EXERCISE INSTRUCTIONS> Make a verbatim copy of the entries below; pictures stay out.

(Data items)
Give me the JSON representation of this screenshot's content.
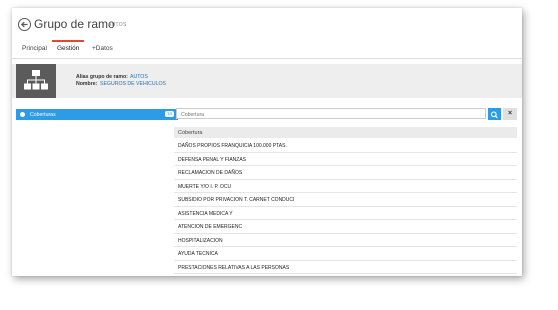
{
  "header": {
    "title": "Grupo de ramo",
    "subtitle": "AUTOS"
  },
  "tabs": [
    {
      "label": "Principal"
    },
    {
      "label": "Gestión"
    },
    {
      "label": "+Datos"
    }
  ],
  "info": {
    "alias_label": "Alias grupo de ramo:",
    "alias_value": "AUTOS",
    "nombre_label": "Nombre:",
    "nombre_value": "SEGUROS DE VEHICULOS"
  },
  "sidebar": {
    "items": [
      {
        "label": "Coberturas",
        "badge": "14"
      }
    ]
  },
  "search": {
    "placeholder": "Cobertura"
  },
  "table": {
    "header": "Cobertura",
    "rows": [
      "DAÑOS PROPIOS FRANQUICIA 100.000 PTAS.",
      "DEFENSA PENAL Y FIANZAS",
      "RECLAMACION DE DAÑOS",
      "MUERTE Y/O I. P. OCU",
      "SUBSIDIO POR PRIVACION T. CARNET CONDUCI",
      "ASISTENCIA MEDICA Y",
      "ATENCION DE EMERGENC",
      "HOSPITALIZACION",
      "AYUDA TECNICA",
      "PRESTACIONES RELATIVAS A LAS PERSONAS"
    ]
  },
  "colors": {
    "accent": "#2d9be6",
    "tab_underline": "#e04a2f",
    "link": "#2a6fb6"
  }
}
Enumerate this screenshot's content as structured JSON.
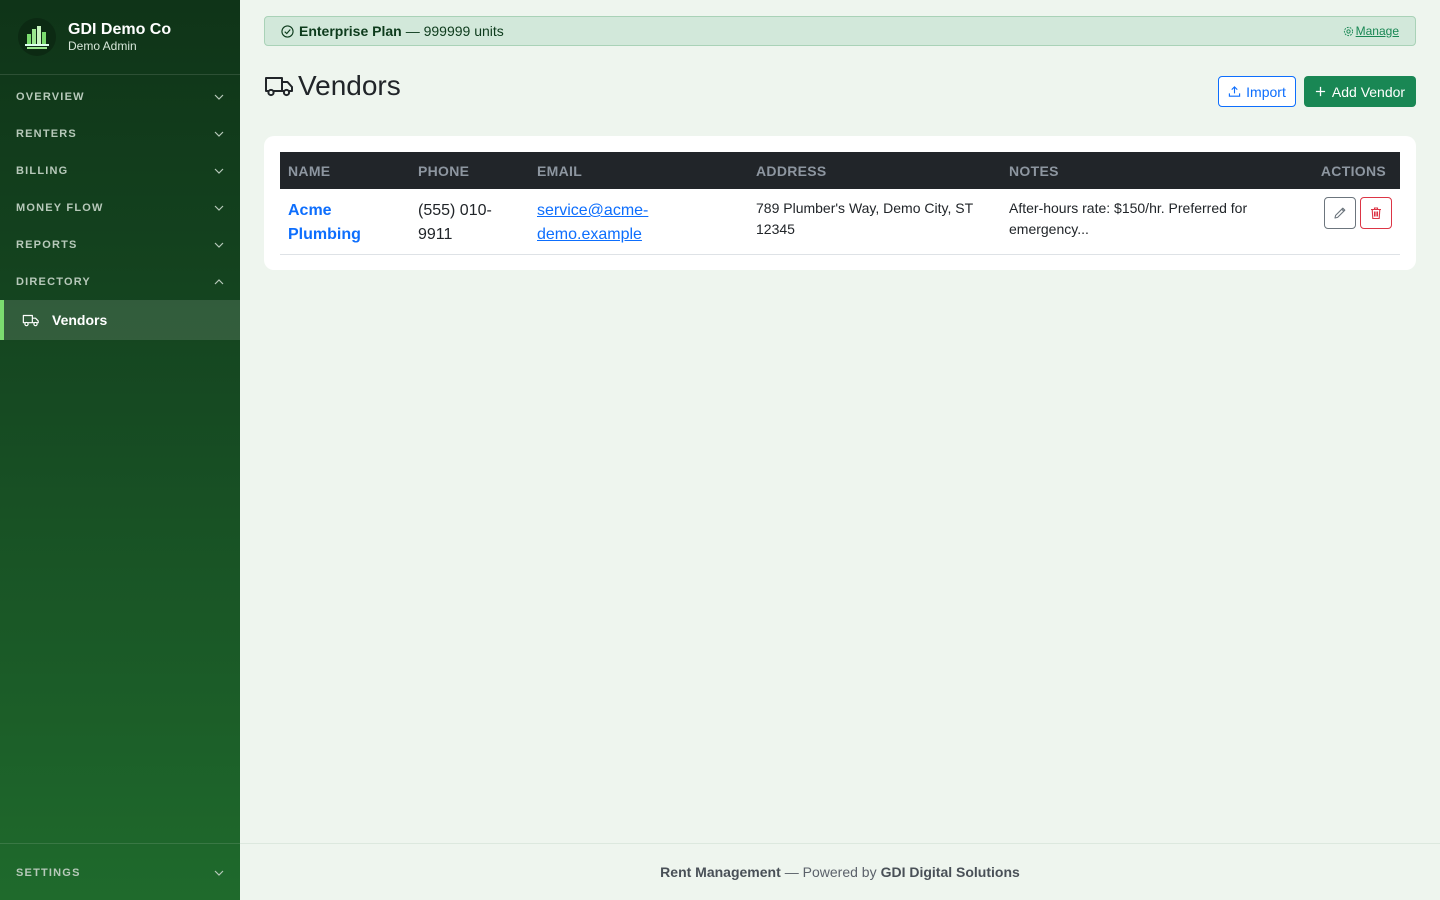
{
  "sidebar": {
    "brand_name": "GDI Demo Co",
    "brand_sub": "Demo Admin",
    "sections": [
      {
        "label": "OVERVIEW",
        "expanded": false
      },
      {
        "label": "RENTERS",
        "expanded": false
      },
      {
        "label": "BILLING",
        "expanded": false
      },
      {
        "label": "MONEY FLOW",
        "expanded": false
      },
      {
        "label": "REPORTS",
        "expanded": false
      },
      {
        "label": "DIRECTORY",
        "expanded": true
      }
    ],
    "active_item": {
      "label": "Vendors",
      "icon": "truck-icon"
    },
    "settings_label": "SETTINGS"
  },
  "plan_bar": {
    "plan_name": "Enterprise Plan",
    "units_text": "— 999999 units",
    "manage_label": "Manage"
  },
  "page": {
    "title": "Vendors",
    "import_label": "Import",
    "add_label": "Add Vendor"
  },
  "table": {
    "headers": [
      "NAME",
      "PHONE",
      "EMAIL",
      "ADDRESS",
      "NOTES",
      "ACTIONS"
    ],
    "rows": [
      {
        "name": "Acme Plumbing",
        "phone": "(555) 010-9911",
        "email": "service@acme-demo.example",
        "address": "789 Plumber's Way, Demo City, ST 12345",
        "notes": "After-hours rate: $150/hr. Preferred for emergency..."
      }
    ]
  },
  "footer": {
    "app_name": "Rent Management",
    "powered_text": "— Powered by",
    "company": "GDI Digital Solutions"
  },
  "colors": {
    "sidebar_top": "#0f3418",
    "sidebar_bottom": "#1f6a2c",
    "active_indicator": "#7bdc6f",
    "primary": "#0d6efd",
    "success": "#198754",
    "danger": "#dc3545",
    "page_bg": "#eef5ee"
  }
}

TASK RESULT>
Give me the JSON representation of this screenshot's content.
{
  "header": {
    "title": "Grupo de ramo",
    "subtitle": "AUTOS"
  },
  "tabs": [
    {
      "label": "Principal"
    },
    {
      "label": "Gestión"
    },
    {
      "label": "+Datos"
    }
  ],
  "info": {
    "alias_label": "Alias grupo de ramo:",
    "alias_value": "AUTOS",
    "nombre_label": "Nombre:",
    "nombre_value": "SEGUROS DE VEHICULOS"
  },
  "sidebar": {
    "items": [
      {
        "label": "Coberturas",
        "badge": "14"
      }
    ]
  },
  "search": {
    "placeholder": "Cobertura"
  },
  "table": {
    "header": "Cobertura",
    "rows": [
      "DAÑOS PROPIOS FRANQUICIA 100.000 PTAS.",
      "DEFENSA PENAL Y FIANZAS",
      "RECLAMACION DE DAÑOS",
      "MUERTE Y/O I. P. OCU",
      "SUBSIDIO POR PRIVACION T. CARNET CONDUCI",
      "ASISTENCIA MEDICA Y",
      "ATENCION DE EMERGENC",
      "HOSPITALIZACION",
      "AYUDA TECNICA",
      "PRESTACIONES RELATIVAS A LAS PERSONAS"
    ]
  },
  "colors": {
    "accent": "#2d9be6",
    "tab_underline": "#e04a2f",
    "link": "#2a6fb6"
  }
}
Enumerate this screenshot's content as structured JSON.
{
  "sidebar": {
    "brand_name": "GDI Demo Co",
    "brand_sub": "Demo Admin",
    "sections": [
      {
        "label": "OVERVIEW",
        "expanded": false
      },
      {
        "label": "RENTERS",
        "expanded": false
      },
      {
        "label": "BILLING",
        "expanded": false
      },
      {
        "label": "MONEY FLOW",
        "expanded": false
      },
      {
        "label": "REPORTS",
        "expanded": false
      },
      {
        "label": "DIRECTORY",
        "expanded": true
      }
    ],
    "active_item": {
      "label": "Vendors",
      "icon": "truck-icon"
    },
    "settings_label": "SETTINGS"
  },
  "plan_bar": {
    "plan_name": "Enterprise Plan",
    "units_text": "— 999999 units",
    "manage_label": "Manage"
  },
  "page": {
    "title": "Vendors",
    "import_label": "Import",
    "add_label": "Add Vendor"
  },
  "table": {
    "headers": [
      "NAME",
      "PHONE",
      "EMAIL",
      "ADDRESS",
      "NOTES",
      "ACTIONS"
    ],
    "rows": [
      {
        "name": "Acme Plumbing",
        "phone": "(555) 010-9911",
        "email": "service@acme-demo.example",
        "address": "789 Plumber's Way, Demo City, ST 12345",
        "notes": "After-hours rate: $150/hr. Preferred for emergency..."
      }
    ]
  },
  "footer": {
    "app_name": "Rent Management",
    "powered_text": "— Powered by",
    "company": "GDI Digital Solutions"
  },
  "colors": {
    "sidebar_top": "#0f3418",
    "sidebar_bottom": "#1f6a2c",
    "active_indicator": "#7bdc6f",
    "primary": "#0d6efd",
    "success": "#198754",
    "danger": "#dc3545",
    "page_bg": "#eef5ee"
  }
}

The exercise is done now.